10 As each has received a gift, use it to serve one another, as good stewards of God’s varied grace: 11 whoever speaks, as one who speaks oracles of God; whoever serves, as one who serves by the strength that God supplies – in order that in everything God may be glorified through Jesus Christ. To him belong glory and dominion forever and ever. Amen.
As I was working through this passage, I wrote out in the margin, there is a whole word of assumptions in this passage. For example,
- Gifts are something you receive, therefore, DON’T BOAST!
- Gifts are for others. (In other words, God gives you the ability to do something but he gives it in order that you might re-gift your gift to others.)
- There are various/varied gifts of God, i.e. we are not all the same.
- This list is not exhaustive. “If speaking…” here’s one, for example. “If service…” Oh, here’s another. I think what this means is whatever gift you have, roll up your sleeves and use it to God’s glory. In fact, in the last membership class, we just went around the room giving everyone a chance to say how they have served in the local church, and it was so neat to hear 30 people say all sorts of gives.
There is so much that could just be said about these verses, but I want to close with two encouragements.
Your weakness and your inability to do the will of God by yourself is not a problem to God.
Did you see the phrase, “whoever serves, as one who serves by the strength that God supplies”? Did you notice that? Well, right after that it says, “in order that in everything God may be glorified through Jesus Christ.”
That statement—“ in order that in everything God may be glorified”—is focused specifically on one particular gift, but I think what it says is true across the whole passage. In other words, if you are called to do something, and you don’t have the strength to do it, then you should trust God, because if he supplies the grace, then he gets the glory. Do you see what I’m saying? Your weakness and your inability is not a problem to God. The only thing he has ever known is weak and sinful people in need of a great savior.
When this passage calls us to walk in the will of God, know this: Jesus Christ has done the will of God before us and for us. What God requires of us, Jesus did for us.
Think about this verse from the gospel of John. In John 6:38 it says,
For I have come down from heaven, not to do my own will but the will of him who sent me.
Notice the phrase the will of God. Now, probably there were aspects of the secret will of God that Jesus accomplished, but he certainly did his revealed will as well. What I mean is that the very things this passage requires of us, Jesus did for us.
Think of the way Jesus abstained from sin. He never sinned. And he was constantly maligned.
And consider the way he loved sinners. We are to love so that we cover up sins, but Jesus… he actually covers them up with his own blood.

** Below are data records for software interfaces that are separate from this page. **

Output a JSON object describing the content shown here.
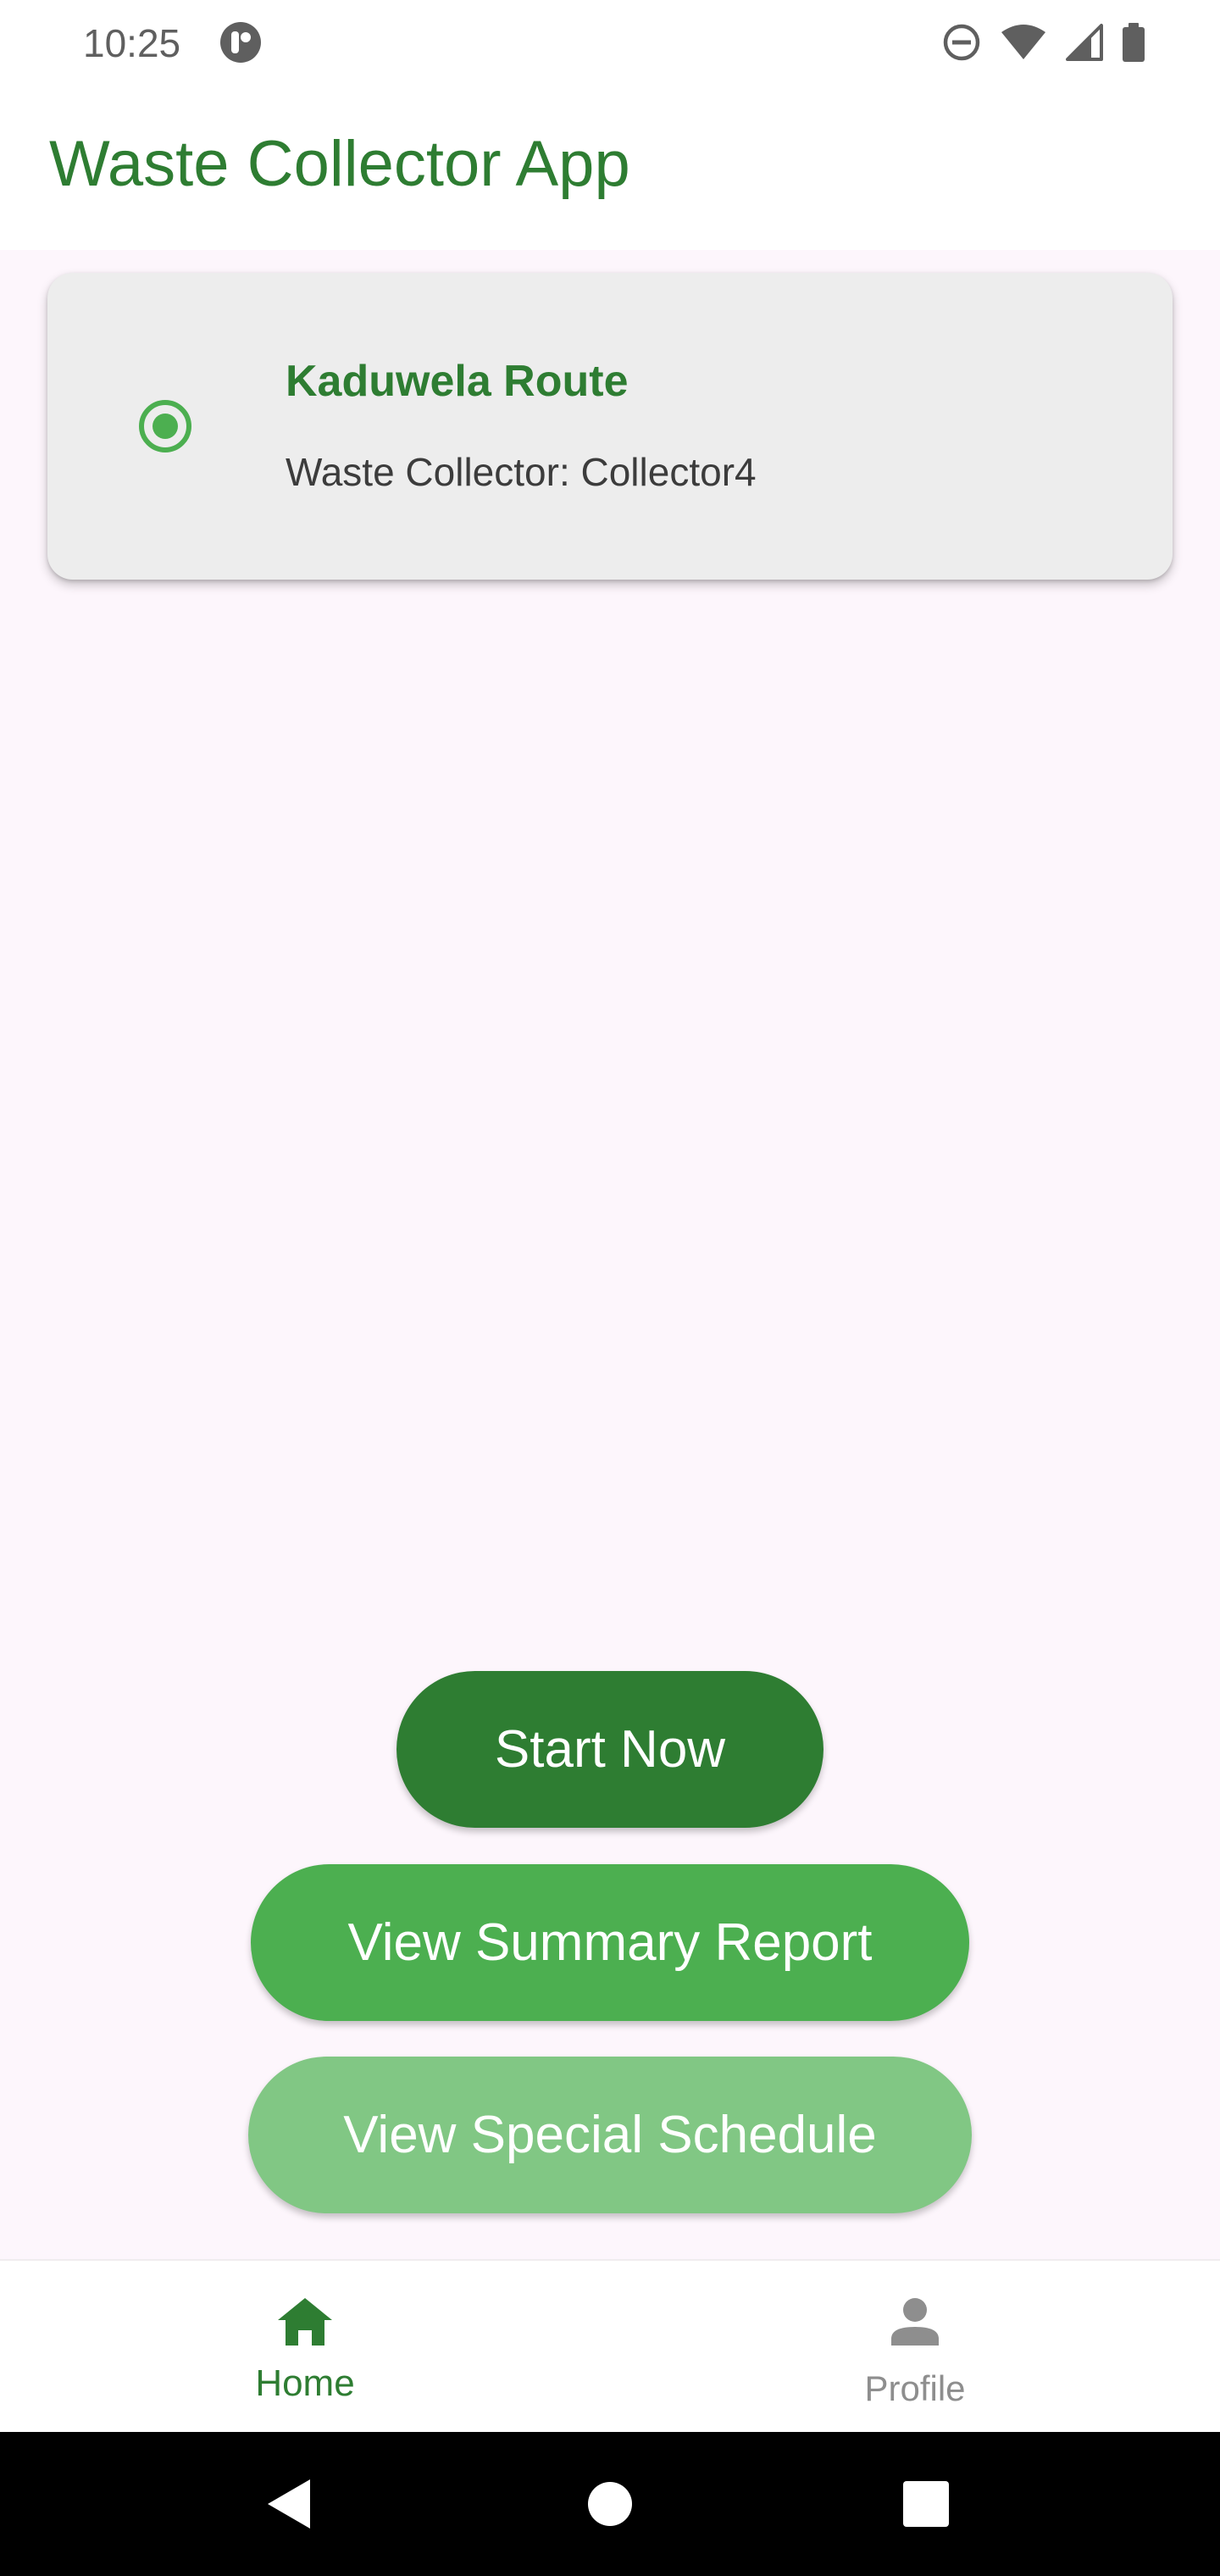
{
  "status_bar": {
    "time": "10:25",
    "icons": [
      "app-notification-icon",
      "do-not-disturb-icon",
      "wifi-icon",
      "cell-signal-icon",
      "battery-icon"
    ]
  },
  "app_bar": {
    "title": "Waste Collector App"
  },
  "route_card": {
    "selected": true,
    "title": "Kaduwela Route",
    "collector": "Waste Collector: Collector4"
  },
  "actions": {
    "start_label": "Start Now",
    "summary_label": "View Summary Report",
    "special_label": "View Special Schedule"
  },
  "bottom_nav": {
    "active": "Home",
    "items": [
      {
        "label": "Home",
        "icon": "home-icon"
      },
      {
        "label": "Profile",
        "icon": "person-icon"
      }
    ]
  },
  "system_nav": {
    "icons": [
      "back-icon",
      "home-circle-icon",
      "recents-icon"
    ]
  },
  "colors": {
    "primary_dark": "#2e7d32",
    "primary": "#4caf50",
    "primary_light": "#81c784",
    "background": "#fdf6fc",
    "card": "#ededed",
    "inactive": "#8e8e8e"
  }
}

And joyful hospitality… Oh my. Jason pointed this out to me as we were talking about this. Whose world is this? It’s God’s world. Which means that every good thing we have ever known comes from him. The fact that we are in this world is God extending his hospitality to us. Amazing.

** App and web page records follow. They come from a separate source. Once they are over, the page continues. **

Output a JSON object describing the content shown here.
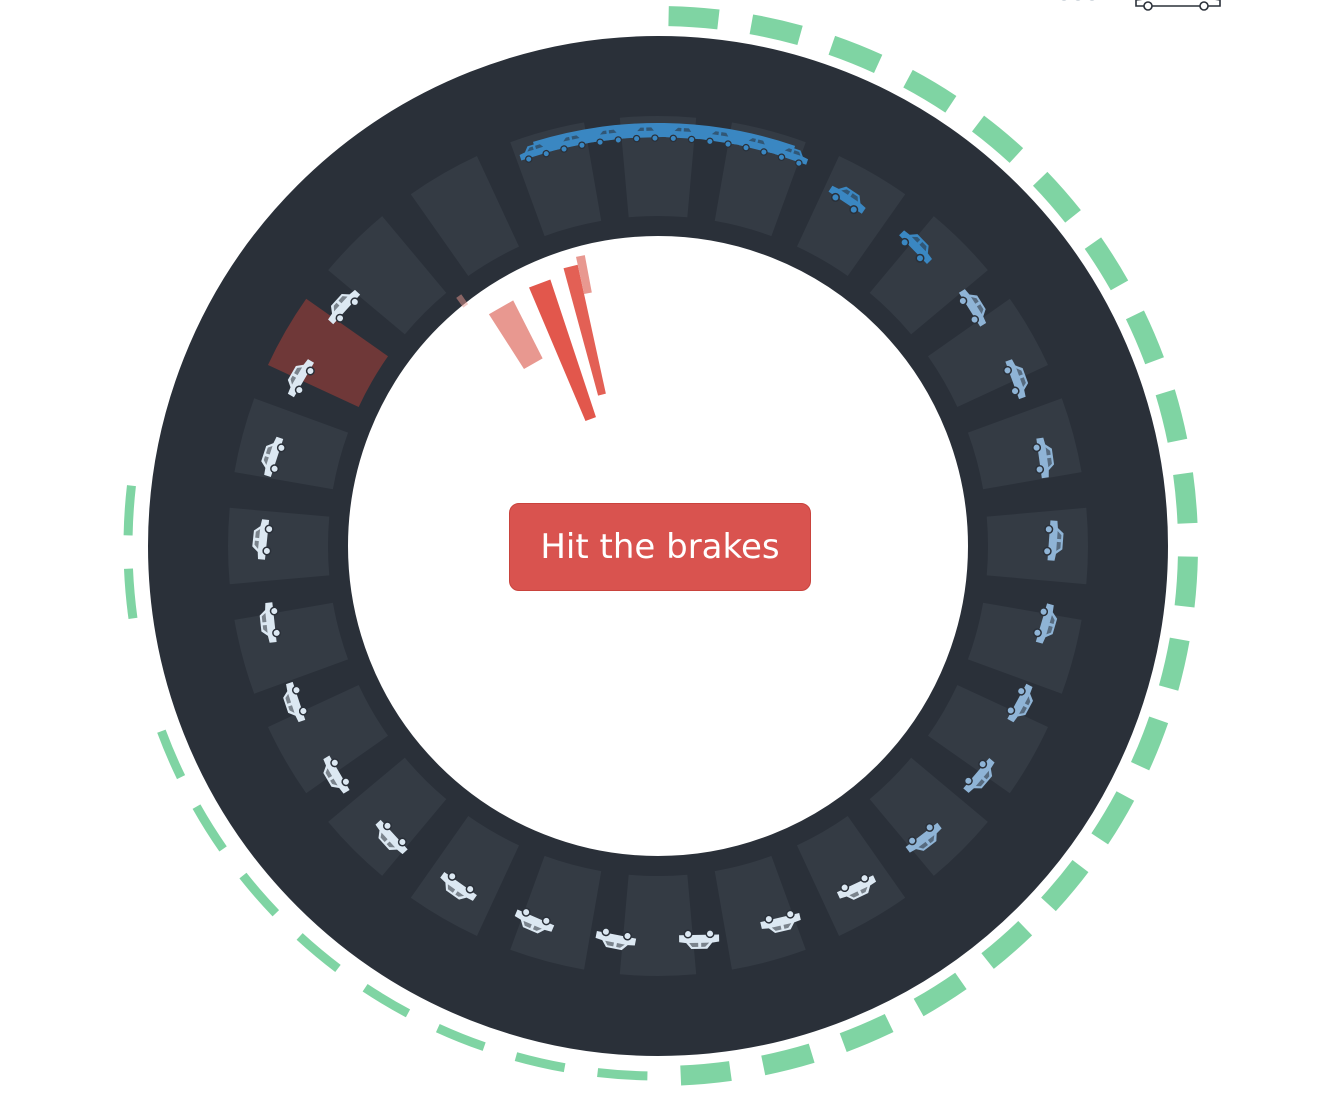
{
  "app": {
    "title": ""
  },
  "controls": {
    "brake_label": "Hit the brakes"
  },
  "colors": {
    "track": "#2a3039",
    "slot": "#343b44",
    "slot_highlight": "#6f3838",
    "outer_ring_dash": "#7fd4a3",
    "brake_button": "#d9534f",
    "fast_car": "#3a87c2",
    "mid_car": "#8fb4d6",
    "slow_car": "#dce8f2",
    "brake_bar": "#e2574c",
    "brake_bar_light": "#e89890"
  },
  "icons": {
    "car": "car-icon",
    "legend": "car-icon"
  },
  "track": {
    "slot_count": 24,
    "highlighted_slot": 20,
    "cars": [
      {
        "id": 1,
        "state": "fast"
      },
      {
        "id": 2,
        "state": "fast"
      },
      {
        "id": 3,
        "state": "mid"
      },
      {
        "id": 4,
        "state": "mid"
      },
      {
        "id": 5,
        "state": "mid"
      },
      {
        "id": 6,
        "state": "mid"
      },
      {
        "id": 7,
        "state": "mid"
      },
      {
        "id": 8,
        "state": "mid"
      },
      {
        "id": 9,
        "state": "mid"
      },
      {
        "id": 10,
        "state": "mid"
      },
      {
        "id": 11,
        "state": "slow"
      },
      {
        "id": 12,
        "state": "slow"
      },
      {
        "id": 13,
        "state": "slow"
      },
      {
        "id": 14,
        "state": "slow"
      },
      {
        "id": 15,
        "state": "slow"
      },
      {
        "id": 16,
        "state": "slow"
      },
      {
        "id": 17,
        "state": "slow"
      },
      {
        "id": 18,
        "state": "slow"
      },
      {
        "id": 19,
        "state": "slow"
      },
      {
        "id": 20,
        "state": "slow"
      },
      {
        "id": 21,
        "state": "slow"
      },
      {
        "id": 22,
        "state": "slow"
      },
      {
        "id": 23,
        "state": "slow"
      },
      {
        "id": 24,
        "state": "slow"
      }
    ],
    "jam_cars": 8,
    "brake_bars": 5
  }
}
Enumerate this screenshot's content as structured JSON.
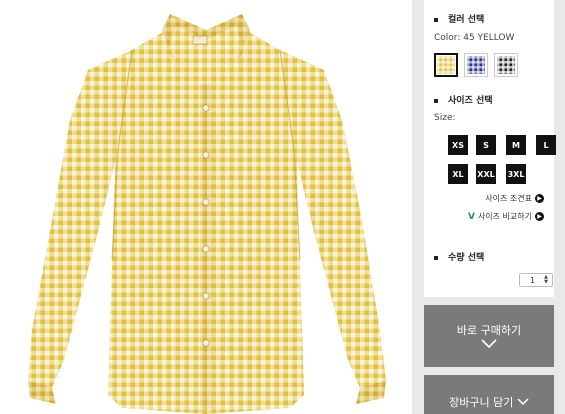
{
  "product_image": {
    "brand_tag": "UNIQLO",
    "colors": {
      "shirt": "#e3c44e",
      "check_line": "#f4e8b0",
      "button": "#f6f0d8"
    }
  },
  "color_section": {
    "title": "컬러 선택",
    "current_label": "Color: 45 YELLOW",
    "swatches": [
      {
        "name": "yellow",
        "selected": true
      },
      {
        "name": "navy",
        "selected": false
      },
      {
        "name": "black",
        "selected": false
      }
    ]
  },
  "size_section": {
    "title": "사이즈 선택",
    "label": "Size:",
    "sizes": [
      "XS",
      "S",
      "M",
      "L",
      "XL",
      "XXL",
      "3XL"
    ],
    "size_chart_link": "사이즈 조견표",
    "compare_link": "사이즈 비교하기"
  },
  "quantity_section": {
    "title": "수량 선택",
    "value": "1"
  },
  "actions": {
    "buy_now": "바로 구매하기",
    "add_to_cart": "장바구니 담기"
  },
  "icons": {
    "arrow": "chevron-right-icon",
    "down": "chevron-down-icon"
  }
}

As Peter writes, “To him belong glory and dominion forever and ever. Amen.”